● **Exercise prompt**
The listing is to be printed in full, exactly as given.

--------------------------------------------------

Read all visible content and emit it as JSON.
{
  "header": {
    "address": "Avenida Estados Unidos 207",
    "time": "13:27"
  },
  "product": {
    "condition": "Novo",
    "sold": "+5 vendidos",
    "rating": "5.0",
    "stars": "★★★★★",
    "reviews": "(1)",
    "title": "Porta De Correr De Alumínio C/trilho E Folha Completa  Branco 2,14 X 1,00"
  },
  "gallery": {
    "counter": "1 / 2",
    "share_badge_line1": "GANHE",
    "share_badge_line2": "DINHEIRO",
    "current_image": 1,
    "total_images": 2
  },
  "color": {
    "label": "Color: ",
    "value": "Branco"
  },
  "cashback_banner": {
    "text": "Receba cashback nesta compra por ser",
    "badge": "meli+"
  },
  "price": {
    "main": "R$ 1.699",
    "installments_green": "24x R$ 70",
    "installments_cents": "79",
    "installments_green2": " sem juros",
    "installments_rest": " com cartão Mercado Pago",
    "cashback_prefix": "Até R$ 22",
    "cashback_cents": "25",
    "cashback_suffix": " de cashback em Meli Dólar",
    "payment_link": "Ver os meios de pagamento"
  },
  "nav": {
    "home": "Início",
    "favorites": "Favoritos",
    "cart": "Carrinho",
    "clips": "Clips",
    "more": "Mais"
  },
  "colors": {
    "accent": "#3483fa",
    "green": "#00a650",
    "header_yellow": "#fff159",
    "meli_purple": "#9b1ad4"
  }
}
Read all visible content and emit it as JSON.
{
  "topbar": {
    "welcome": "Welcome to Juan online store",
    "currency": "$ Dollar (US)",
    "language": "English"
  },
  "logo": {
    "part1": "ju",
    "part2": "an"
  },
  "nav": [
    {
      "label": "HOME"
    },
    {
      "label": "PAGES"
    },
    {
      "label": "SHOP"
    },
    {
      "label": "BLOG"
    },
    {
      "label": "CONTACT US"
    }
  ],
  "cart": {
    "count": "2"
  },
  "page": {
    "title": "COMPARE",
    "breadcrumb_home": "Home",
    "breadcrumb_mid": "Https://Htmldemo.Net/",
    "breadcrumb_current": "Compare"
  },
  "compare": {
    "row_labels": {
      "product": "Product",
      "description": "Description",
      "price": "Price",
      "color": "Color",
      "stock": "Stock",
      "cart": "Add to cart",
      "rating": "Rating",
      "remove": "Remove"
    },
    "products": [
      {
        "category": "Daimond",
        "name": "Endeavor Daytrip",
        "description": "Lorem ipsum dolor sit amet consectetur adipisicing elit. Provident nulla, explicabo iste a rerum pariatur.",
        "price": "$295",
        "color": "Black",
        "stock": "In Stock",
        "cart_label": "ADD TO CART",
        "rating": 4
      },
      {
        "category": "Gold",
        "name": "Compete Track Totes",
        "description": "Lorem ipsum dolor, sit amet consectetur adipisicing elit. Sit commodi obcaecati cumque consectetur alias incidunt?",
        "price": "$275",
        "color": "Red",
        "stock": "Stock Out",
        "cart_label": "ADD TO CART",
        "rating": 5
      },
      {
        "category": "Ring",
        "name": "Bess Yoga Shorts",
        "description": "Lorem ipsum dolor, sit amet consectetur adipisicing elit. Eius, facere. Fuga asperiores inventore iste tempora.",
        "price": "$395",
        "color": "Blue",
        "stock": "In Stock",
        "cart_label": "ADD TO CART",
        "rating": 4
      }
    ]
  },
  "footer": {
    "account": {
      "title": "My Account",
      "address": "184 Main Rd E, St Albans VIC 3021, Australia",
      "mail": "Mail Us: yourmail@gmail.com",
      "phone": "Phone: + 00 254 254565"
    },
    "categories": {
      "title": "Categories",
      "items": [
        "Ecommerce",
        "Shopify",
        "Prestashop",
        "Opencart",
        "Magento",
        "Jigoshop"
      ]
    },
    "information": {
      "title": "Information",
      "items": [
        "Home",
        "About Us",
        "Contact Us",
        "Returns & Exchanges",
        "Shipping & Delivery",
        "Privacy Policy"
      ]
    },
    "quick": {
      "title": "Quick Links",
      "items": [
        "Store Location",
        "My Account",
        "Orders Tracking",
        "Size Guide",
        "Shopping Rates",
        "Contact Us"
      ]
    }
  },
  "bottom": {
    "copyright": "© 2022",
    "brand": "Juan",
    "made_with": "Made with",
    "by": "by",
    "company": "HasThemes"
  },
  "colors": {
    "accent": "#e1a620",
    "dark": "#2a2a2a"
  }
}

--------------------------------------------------

● **Completed task**
Read all visible content and emit it as JSON.
{
  "header": {
    "address": "Avenida Estados Unidos 207",
    "time": "13:27"
  },
  "product": {
    "condition": "Novo",
    "sold": "+5 vendidos",
    "rating": "5.0",
    "stars": "★★★★★",
    "reviews": "(1)",
    "title": "Porta De Correr De Alumínio C/trilho E Folha Completa  Branco 2,14 X 1,00"
  },
  "gallery": {
    "counter": "1 / 2",
    "share_badge_line1": "GANHE",
    "share_badge_line2": "DINHEIRO",
    "current_image": 1,
    "total_images": 2
  },
  "color": {
    "label": "Color: ",
    "value": "Branco"
  },
  "cashback_banner": {
    "text": "Receba cashback nesta compra por ser",
    "badge": "meli+"
  },
  "price": {
    "main": "R$ 1.699",
    "installments_green": "24x R$ 70",
    "installments_cents": "79",
    "installments_green2": " sem juros",
    "installments_rest": " com cartão Mercado Pago",
    "cashback_prefix": "Até R$ 22",
    "cashback_cents": "25",
    "cashback_suffix": " de cashback em Meli Dólar",
    "payment_link": "Ver os meios de pagamento"
  },
  "nav": {
    "home": "Início",
    "favorites": "Favoritos",
    "cart": "Carrinho",
    "clips": "Clips",
    "more": "Mais"
  },
  "colors": {
    "accent": "#3483fa",
    "green": "#00a650",
    "header_yellow": "#fff159",
    "meli_purple": "#9b1ad4"
  }
}
Read all visible content and emit it as JSON.
{
  "topbar": {
    "welcome": "Welcome to Juan online store",
    "currency": "$ Dollar (US)",
    "language": "English"
  },
  "logo": {
    "part1": "ju",
    "part2": "an"
  },
  "nav": [
    {
      "label": "HOME"
    },
    {
      "label": "PAGES"
    },
    {
      "label": "SHOP"
    },
    {
      "label": "BLOG"
    },
    {
      "label": "CONTACT US"
    }
  ],
  "cart": {
    "count": "2"
  },
  "page": {
    "title": "COMPARE",
    "breadcrumb_home": "Home",
    "breadcrumb_mid": "Https://Htmldemo.Net/",
    "breadcrumb_current": "Compare"
  },
  "compare": {
    "row_labels": {
      "product": "Product",
      "description": "Description",
      "price": "Price",
      "color": "Color",
      "stock": "Stock",
      "cart": "Add to cart",
      "rating": "Rating",
      "remove": "Remove"
    },
    "products": [
      {
        "category": "Daimond",
        "name": "Endeavor Daytrip",
        "description": "Lorem ipsum dolor sit amet consectetur adipisicing elit. Provident nulla, explicabo iste a rerum pariatur.",
        "price": "$295",
        "color": "Black",
        "stock": "In Stock",
        "cart_label": "ADD TO CART",
        "rating": 4
      },
      {
        "category": "Gold",
        "name": "Compete Track Totes",
        "description": "Lorem ipsum dolor, sit amet consectetur adipisicing elit. Sit commodi obcaecati cumque consectetur alias incidunt?",
        "price": "$275",
        "color": "Red",
        "stock": "Stock Out",
        "cart_label": "ADD TO CART",
        "rating": 5
      },
      {
        "category": "Ring",
        "name": "Bess Yoga Shorts",
        "description": "Lorem ipsum dolor, sit amet consectetur adipisicing elit. Eius, facere. Fuga asperiores inventore iste tempora.",
        "price": "$395",
        "color": "Blue",
        "stock": "In Stock",
        "cart_label": "ADD TO CART",
        "rating": 4
      }
    ]
  },
  "footer": {
    "account": {
      "title": "My Account",
      "address": "184 Main Rd E, St Albans VIC 3021, Australia",
      "mail": "Mail Us: yourmail@gmail.com",
      "phone": "Phone: + 00 254 254565"
    },
    "categories": {
      "title": "Categories",
      "items": [
        "Ecommerce",
        "Shopify",
        "Prestashop",
        "Opencart",
        "Magento",
        "Jigoshop"
      ]
    },
    "information": {
      "title": "Information",
      "items": [
        "Home",
        "About Us",
        "Contact Us",
        "Returns & Exchanges",
        "Shipping & Delivery",
        "Privacy Policy"
      ]
    },
    "quick": {
      "title": "Quick Links",
      "items": [
        "Store Location",
        "My Account",
        "Orders Tracking",
        "Size Guide",
        "Shopping Rates",
        "Contact Us"
      ]
    }
  },
  "bottom": {
    "copyright": "© 2022",
    "brand": "Juan",
    "made_with": "Made with",
    "by": "by",
    "company": "HasThemes"
  },
  "colors": {
    "accent": "#e1a620",
    "dark": "#2a2a2a"
  }
}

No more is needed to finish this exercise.